Similar to the Olympics, the Pan Am Games are held every four years in the year preceding the Olympics, and bring together athletes from the 42 countries in the Americas.

The first Pan Am Games were to take place in 1943 in Buenos Aires, but the outbreak of World War II postponed the games until 1951.

In order to successfully host the 1959 Pan Am Games, Chicago needed many venues for the different sporting events. Baseball was played at Wrigley Field and Comiskey Park, rowing was done in the Cal-Sag Canal and tennis was played at the Lincoln Park Tennis Club, for example.

Lake County hosted most of the modern pentathlon events. The modern pentathlon is an Olympic sport that consists of pistol shooting, epee fencing, swimming, equestrian show jumping and cross-country running.

Pistol shooting was held at the Waukegan Shooting Range and fencing at Great Lakes Naval Training Center. Cross-country events were run in Libertyville and equestrian events were also in Libertyville, at what is now Independence Grove Forest Preserve. The swimming competition was held in Portage Park, on Chicago's Northwest Side.

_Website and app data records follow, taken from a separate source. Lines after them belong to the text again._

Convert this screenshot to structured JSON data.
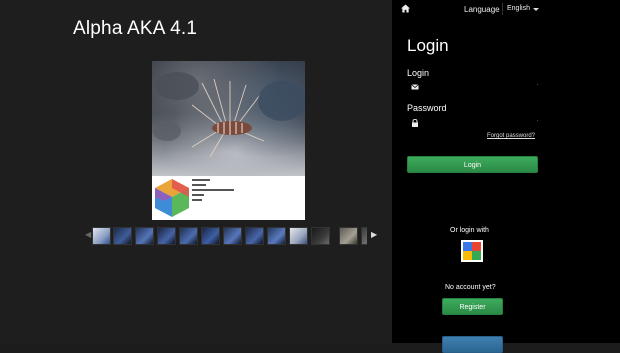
{
  "app": {
    "title": "Alpha AKA 4.1"
  },
  "topbar": {
    "home_icon": "home-icon",
    "language_label": "Language",
    "language_value": "English",
    "caret_icon": "caret-down-icon"
  },
  "login": {
    "heading": "Login",
    "login_label": "Login",
    "login_icon": "envelope-icon",
    "login_value": "",
    "password_label": "Password",
    "password_icon": "lock-icon",
    "password_value": "",
    "forgot_label": "Forgot password?",
    "submit_label": "Login",
    "or_login_with": "Or login with",
    "social_icon": "google-icon",
    "no_account": "No account yet?",
    "register_label": "Register"
  },
  "gallery": {
    "prev_icon": "chevron-left-icon",
    "next_icon": "chevron-right-icon",
    "thumbnail_count": 13
  },
  "colors": {
    "accent_green": "#2f9a4f",
    "accent_blue": "#3579ac",
    "background": "#1e1e1e",
    "panel": "#000000"
  }
}
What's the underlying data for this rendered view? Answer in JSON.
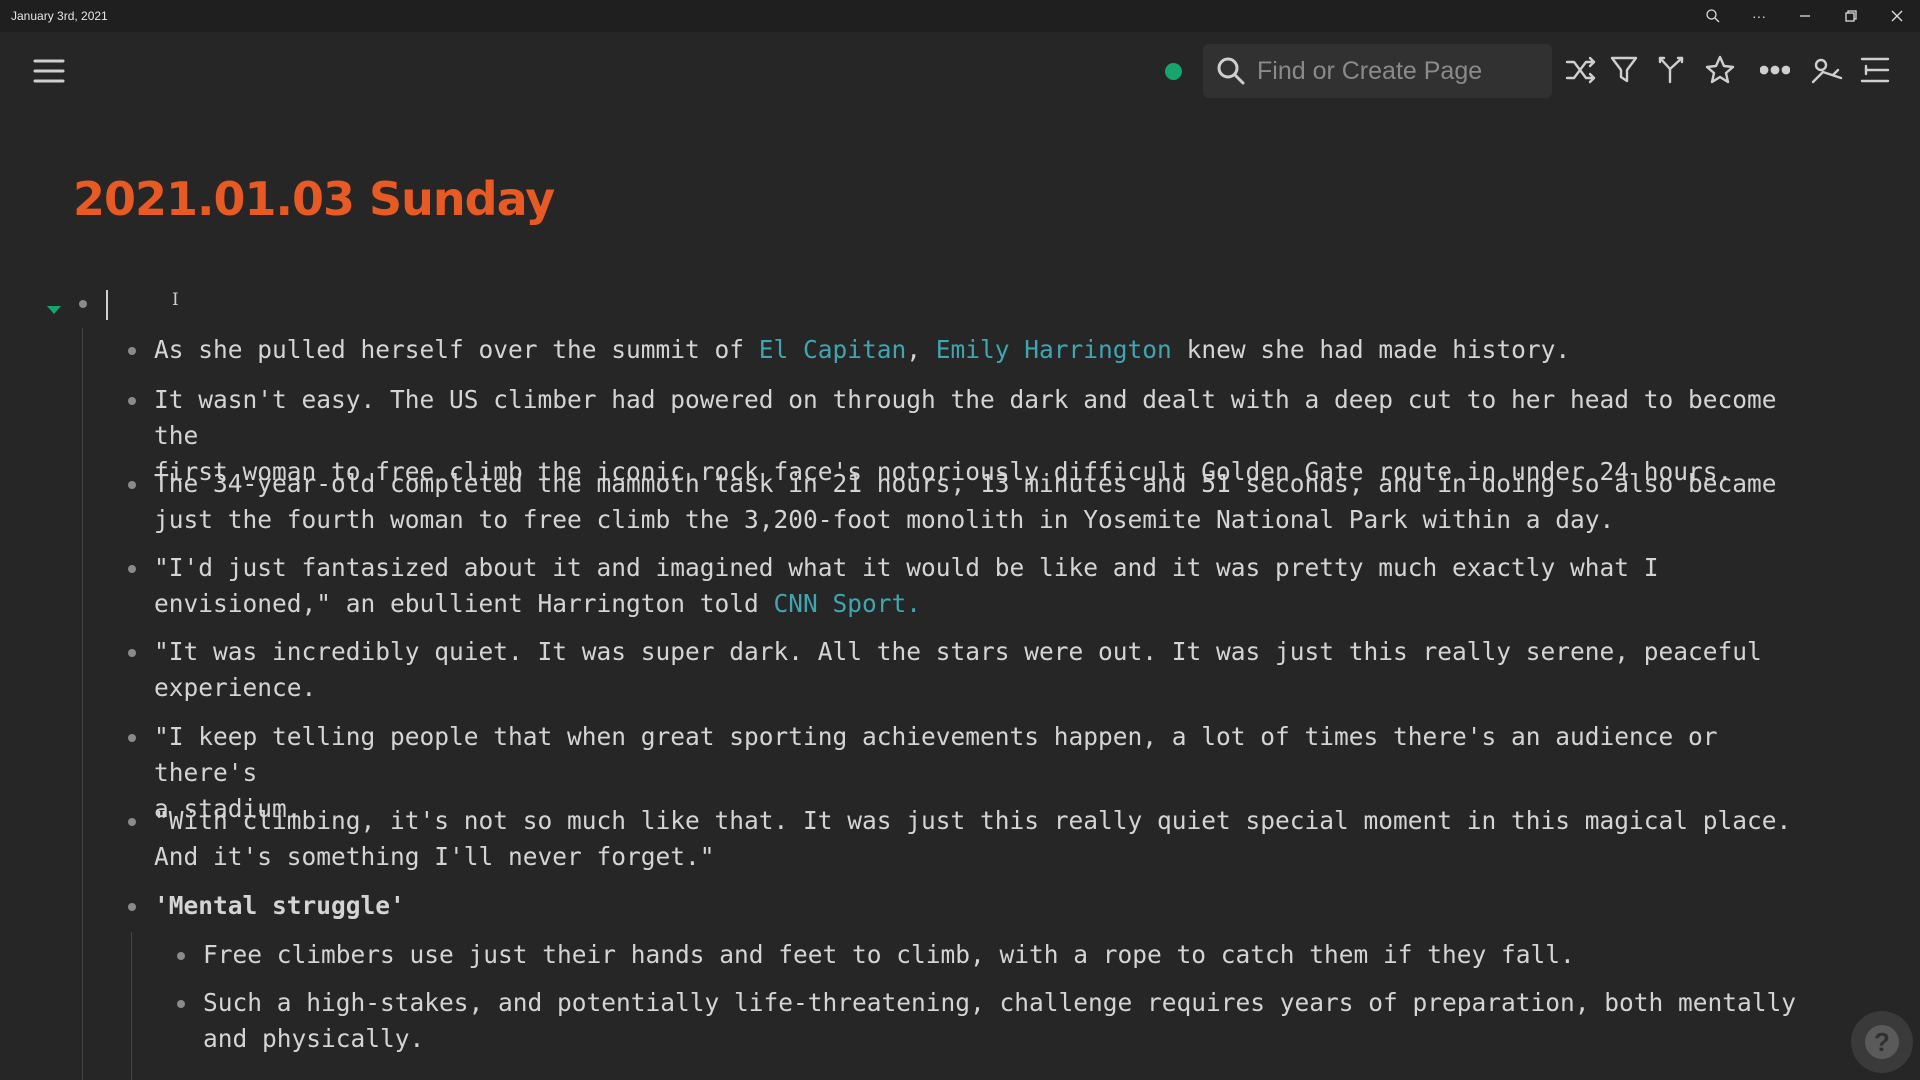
{
  "window": {
    "title": "January 3rd, 2021"
  },
  "toolbar": {
    "search_placeholder": "Find or Create Page",
    "sync_color": "#16a56b",
    "icons": [
      "menu-icon",
      "search-icon",
      "shuffle-icon",
      "filter-icon",
      "branch-icon",
      "star-icon",
      "more-icon",
      "sidebar-graph-icon",
      "right-sidebar-icon"
    ]
  },
  "page": {
    "title": "2021.01.03 Sunday",
    "title_color": "#e85a23"
  },
  "blocks": [
    {
      "segments": [
        {
          "text": "As she pulled herself over the summit of "
        },
        {
          "text": "El Capitan",
          "link": true
        },
        {
          "text": ", "
        },
        {
          "text": "Emily Harrington",
          "link": true
        },
        {
          "text": " knew she had made history."
        }
      ]
    },
    {
      "lines": [
        "It wasn't easy. The US climber had powered on through the dark and dealt with a deep cut to her head to become the",
        "first woman to free climb the iconic rock face's notoriously difficult Golden Gate route in under 24 hours."
      ]
    },
    {
      "lines": [
        "The 34-year-old completed the mammoth task in 21 hours, 13 minutes and 51 seconds, and in doing so also became",
        "just the fourth woman to free climb the 3,200-foot monolith in Yosemite National Park within a day."
      ]
    },
    {
      "line1": "\"I'd just fantasized about it and imagined what it would be like and it was pretty much exactly what I",
      "line2_prefix": "envisioned,\" an ebullient Harrington told ",
      "line2_link": "CNN Sport."
    },
    {
      "lines": [
        "\"It was incredibly quiet. It was super dark. All the stars were out. It was just this really serene, peaceful",
        "experience."
      ]
    },
    {
      "lines": [
        "\"I keep telling people that when great sporting achievements happen, a lot of times there's an audience or there's",
        "a stadium."
      ]
    },
    {
      "lines": [
        "\"With climbing, it's not so much like that. It was just this really quiet special moment in this magical place.",
        "And it's something I'll never forget.\""
      ]
    },
    {
      "heading": "'Mental struggle'",
      "heading_color": "#f0a030",
      "children": [
        {
          "lines": [
            "Free climbers use just their hands and feet to climb, with a rope to catch them if they fall."
          ]
        },
        {
          "lines": [
            "Such a high-stakes, and potentially life-threatening, challenge requires years of preparation, both mentally",
            "and physically."
          ]
        }
      ]
    }
  ]
}
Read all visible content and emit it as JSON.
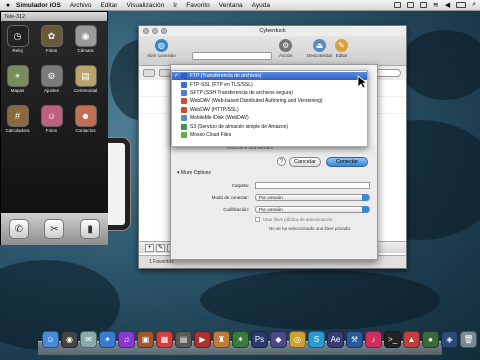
{
  "menubar": {
    "apple": "",
    "items": [
      "Simulador iOS",
      "Archivo",
      "Editar",
      "Visualización",
      "Ir",
      "Favorito",
      "Ventana",
      "Ayuda"
    ]
  },
  "simulator": {
    "title": "Tele-312",
    "apps": [
      {
        "label": "Reloj",
        "icon": "clock-icon",
        "color": "#222"
      },
      {
        "label": "Fotos",
        "icon": "photos-icon",
        "color": "#6b5a3a"
      },
      {
        "label": "Cámara",
        "icon": "camera-icon",
        "color": "#9a9a9a"
      },
      {
        "label": "Mapas",
        "icon": "map-icon",
        "color": "#7a8c5a"
      },
      {
        "label": "Ajustes",
        "icon": "settings-icon",
        "color": "#7a7a7a"
      },
      {
        "label": "Ceremonial",
        "icon": "calendar-icon",
        "color": "#b8a46a"
      },
      {
        "label": "Calculadora",
        "icon": "calculator-icon",
        "color": "#8a6a3a"
      },
      {
        "label": "Fotos",
        "icon": "cartoon-icon",
        "color": "#c06080"
      },
      {
        "label": "Contactos",
        "icon": "contacts-icon",
        "color": "#c07050"
      }
    ],
    "dock": [
      "phone-icon",
      "tools-icon",
      "ipod-icon"
    ]
  },
  "cyberduck": {
    "title": "Cyberduck",
    "toolbar": {
      "open_connection": "Abrir conexión",
      "quick_connect": "Conexión rápida",
      "action": "Acción",
      "disconnect": "Desconectar",
      "edit": "Editar"
    },
    "status": "1 Favoritos"
  },
  "connect_sheet": {
    "line_text": "Analizar a otra servidor",
    "help": "?",
    "cancel": "Cancelar",
    "connect": "Conectar",
    "more_options": "More Options",
    "fields": [
      {
        "label": "Carpeta:",
        "value": ""
      },
      {
        "label": "Modo de conectar:",
        "value": "Por omisión"
      },
      {
        "label": "Codificación:",
        "value": "Por omisión"
      }
    ],
    "checkbox": "Usar llave pública de autenticación",
    "key_text": "No se ha seleccionado una llave privada"
  },
  "protocol_dropdown": {
    "selected_index": 0,
    "options": [
      {
        "label": "FTP (Transferencia de archivos)",
        "color": "#2e5fc9"
      },
      {
        "label": "FTP-SSL (FTP en TLS/SSL)",
        "color": "#3a6fd0"
      },
      {
        "label": "SFTP (SSH Transferencia de archivos segura)",
        "color": "#4a7fd8"
      },
      {
        "label": "WebDAV (Web-based Distributed Authoring and Versioning)",
        "color": "#d04a3a"
      },
      {
        "label": "WebDAV (HTTP/SSL)",
        "color": "#d04a3a"
      },
      {
        "label": "MobileMe iDisk (WebDAV)",
        "color": "#5a8ad0"
      },
      {
        "label": "S3 (Servicio de almacén simple de Amazon)",
        "color": "#3a9a4a"
      },
      {
        "label": "Mosso Cloud Files",
        "color": "#6aa84a"
      }
    ]
  },
  "dock": {
    "items": [
      {
        "name": "finder-icon",
        "color": "#4a8ad8",
        "glyph": "☺"
      },
      {
        "name": "dashboard-icon",
        "color": "#444",
        "glyph": "◉"
      },
      {
        "name": "mail-icon",
        "color": "#8aa",
        "glyph": "✉"
      },
      {
        "name": "safari-icon",
        "color": "#3a7ad0",
        "glyph": "✦"
      },
      {
        "name": "itunes-icon",
        "color": "#8a3ad0",
        "glyph": "♫"
      },
      {
        "name": "photo-icon",
        "color": "#a05a2a",
        "glyph": "▣"
      },
      {
        "name": "ical-icon",
        "color": "#d04040",
        "glyph": "▦"
      },
      {
        "name": "preview-icon",
        "color": "#5a5a5a",
        "glyph": "▤"
      },
      {
        "name": "video-icon",
        "color": "#b03030",
        "glyph": "▶"
      },
      {
        "name": "game-icon",
        "color": "#c07a3a",
        "glyph": "♜"
      },
      {
        "name": "star-icon",
        "color": "#3a7a3a",
        "glyph": "✶"
      },
      {
        "name": "photoshop-icon",
        "color": "#2a3a6a",
        "glyph": "Ps"
      },
      {
        "name": "app-icon",
        "color": "#4a4a8a",
        "glyph": "◆"
      },
      {
        "name": "chrome-icon",
        "color": "#d0a030",
        "glyph": "◎"
      },
      {
        "name": "skype-icon",
        "color": "#2a9ad0",
        "glyph": "S"
      },
      {
        "name": "aftereffects-icon",
        "color": "#3a3a7a",
        "glyph": "Ae"
      },
      {
        "name": "xcode-icon",
        "color": "#2a5a9a",
        "glyph": "⚒"
      },
      {
        "name": "itunes2-icon",
        "color": "#d03060",
        "glyph": "♪"
      },
      {
        "name": "terminal-icon",
        "color": "#222",
        "glyph": ">_"
      },
      {
        "name": "app2-icon",
        "color": "#c04040",
        "glyph": "▲"
      },
      {
        "name": "app3-icon",
        "color": "#3a6a3a",
        "glyph": "●"
      },
      {
        "name": "app4-icon",
        "color": "#2a4a7a",
        "glyph": "◈"
      },
      {
        "name": "trash-icon",
        "color": "#7a8a9a",
        "glyph": "🗑"
      }
    ]
  }
}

To prepare for the equestrian event, Libertyville resident Pat Connors bought the horses and trained them daily for two years leading up to the games. To prove their skills as horsemen, modern pentathletes could not use their own horses, and they were given only 20 minutes to get to know their horse before riding through a wooded 2.5-mile course that had approximately 23 obstacles and an 80-foot near-vertical slide built for the event.

The key organizer for the 1959 modern pentathlon was U.S. Army Col. John Russell. Col. Russell was known as an outstanding officer (he was awarded the Purple Heart, the Soldier's Medal and the Bronze Star in World War II) and a gifted equestrian. He had the unique distinction of riding on both the last official U.S. Army Olympic Team (London, 1948) and the first "civilian" U.S. Olympic team.

Over the years, Americans have lost interest in the Pan American Games, sending fewer athletes to compete and hardly covering the event in the media.

Certainly these days the focus in Chicago is on the Olympics and its bid to host the 2016 games.